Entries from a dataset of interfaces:
====
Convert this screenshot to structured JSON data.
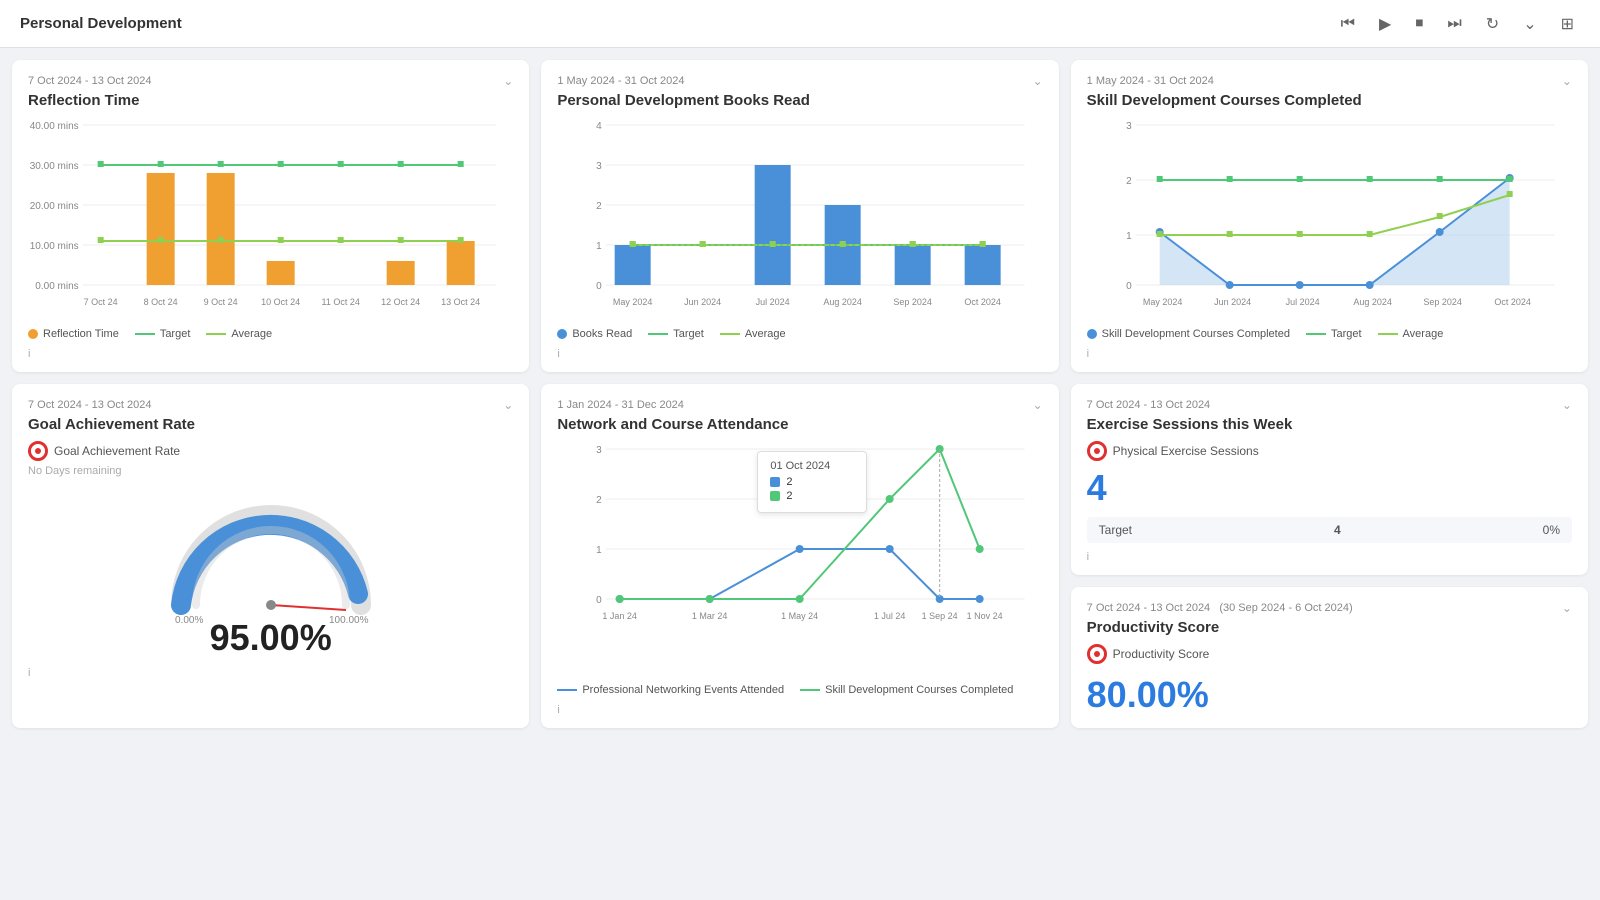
{
  "header": {
    "title": "Personal Development",
    "controls": [
      "skip-back",
      "play",
      "stop",
      "skip-forward",
      "refresh",
      "chevron-down",
      "layout"
    ]
  },
  "cards": [
    {
      "id": "reflection-time",
      "date": "7 Oct 2024 - 13 Oct 2024",
      "title": "Reflection Time",
      "yLabel": "mins",
      "yTicks": [
        "40.00 mins",
        "30.00 mins",
        "20.00 mins",
        "10.00 mins",
        "0.00 mins"
      ],
      "xLabels": [
        "7 Oct 24",
        "8 Oct 24",
        "9 Oct 24",
        "10 Oct 24",
        "11 Oct 24",
        "12 Oct 24",
        "13 Oct 24"
      ],
      "bars": [
        0,
        28,
        28,
        6,
        0,
        6,
        11
      ],
      "target": [
        30,
        30,
        30,
        30,
        30,
        30,
        30
      ],
      "average": [
        11,
        11,
        11,
        11,
        11,
        11,
        11
      ],
      "legend": [
        {
          "label": "Reflection Time",
          "color": "#f0a030",
          "type": "dot"
        },
        {
          "label": "Target",
          "color": "#50c878",
          "type": "line"
        },
        {
          "label": "Average",
          "color": "#90d050",
          "type": "line"
        }
      ]
    },
    {
      "id": "books-read",
      "date": "1 May 2024 - 31 Oct 2024",
      "title": "Personal Development Books Read",
      "yTicks": [
        "4",
        "3",
        "2",
        "1",
        "0"
      ],
      "xLabels": [
        "May 2024",
        "Jun 2024",
        "Jul 2024",
        "Aug 2024",
        "Sep 2024",
        "Oct 2024"
      ],
      "bars": [
        1,
        0,
        3,
        2,
        1,
        1
      ],
      "target": [
        1,
        1,
        1,
        1,
        1,
        1
      ],
      "average": [
        1,
        1,
        1,
        1,
        1,
        1
      ],
      "legend": [
        {
          "label": "Books Read",
          "color": "#4a90d9",
          "type": "dot"
        },
        {
          "label": "Target",
          "color": "#50c878",
          "type": "line"
        },
        {
          "label": "Average",
          "color": "#90d050",
          "type": "line"
        }
      ]
    },
    {
      "id": "skill-courses",
      "date": "1 May 2024 - 31 Oct 2024",
      "title": "Skill Development Courses Completed",
      "yTicks": [
        "3",
        "2",
        "1",
        "0"
      ],
      "xLabels": [
        "May 2024",
        "Jun 2024",
        "Jul 2024",
        "Aug 2024",
        "Sep 2024",
        "Oct 2024"
      ],
      "area": [
        1,
        0,
        0,
        0,
        1,
        2
      ],
      "target": [
        2,
        2,
        2,
        2,
        2,
        2
      ],
      "average": [
        1,
        1,
        1,
        1,
        1.3,
        1.6
      ],
      "legend": [
        {
          "label": "Skill Development Courses Completed",
          "color": "#4a90d9",
          "type": "dot"
        },
        {
          "label": "Target",
          "color": "#50c878",
          "type": "line"
        },
        {
          "label": "Average",
          "color": "#90d050",
          "type": "line"
        }
      ]
    },
    {
      "id": "goal-achievement",
      "date": "7 Oct 2024 - 13 Oct 2024",
      "title": "Goal Achievement Rate",
      "metricLabel": "Goal Achievement Rate",
      "noDays": "No Days remaining",
      "minPct": "0.00%",
      "maxPct": "100.00%",
      "value": "95.00%"
    },
    {
      "id": "network-course",
      "date": "1 Jan 2024 - 31 Dec 2024",
      "title": "Network and Course Attendance",
      "yTicks": [
        "3",
        "2",
        "1",
        "0"
      ],
      "xLabels": [
        "1 Jan 24",
        "1 Mar 24",
        "1 May 24",
        "1 Jul 24",
        "1 Sep 24",
        "1 Nov 24"
      ],
      "networking": [
        0,
        0,
        1,
        1,
        0,
        0
      ],
      "courses": [
        0,
        0,
        0,
        2,
        3,
        1
      ],
      "tooltip": {
        "date": "01 Oct 2024",
        "items": [
          {
            "label": "2",
            "color": "#4a90d9"
          },
          {
            "label": "2",
            "color": "#50c878"
          }
        ]
      },
      "legend": [
        {
          "label": "Professional Networking Events Attended",
          "color": "#4a90d9",
          "type": "line"
        },
        {
          "label": "Skill Development Courses Completed",
          "color": "#50c878",
          "type": "line"
        }
      ]
    },
    {
      "id": "exercise-sessions",
      "date": "7 Oct 2024 - 13 Oct 2024",
      "title": "Exercise Sessions this Week",
      "metricLabel": "Physical Exercise Sessions",
      "value": "4",
      "targetLabel": "Target",
      "targetValue": "4",
      "targetPct": "0%"
    },
    {
      "id": "productivity-score",
      "date": "7 Oct 2024 - 13 Oct 2024",
      "dateExtra": "(30 Sep 2024 - 6 Oct 2024)",
      "title": "Productivity Score",
      "metricLabel": "Productivity Score",
      "value": "80.00%"
    }
  ]
}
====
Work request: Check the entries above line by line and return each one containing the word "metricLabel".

Response:
      "metricLabel": "Goal Achievement Rate",
      "metricLabel": "Physical Exercise Sessions",
      "metricLabel": "Productivity Score",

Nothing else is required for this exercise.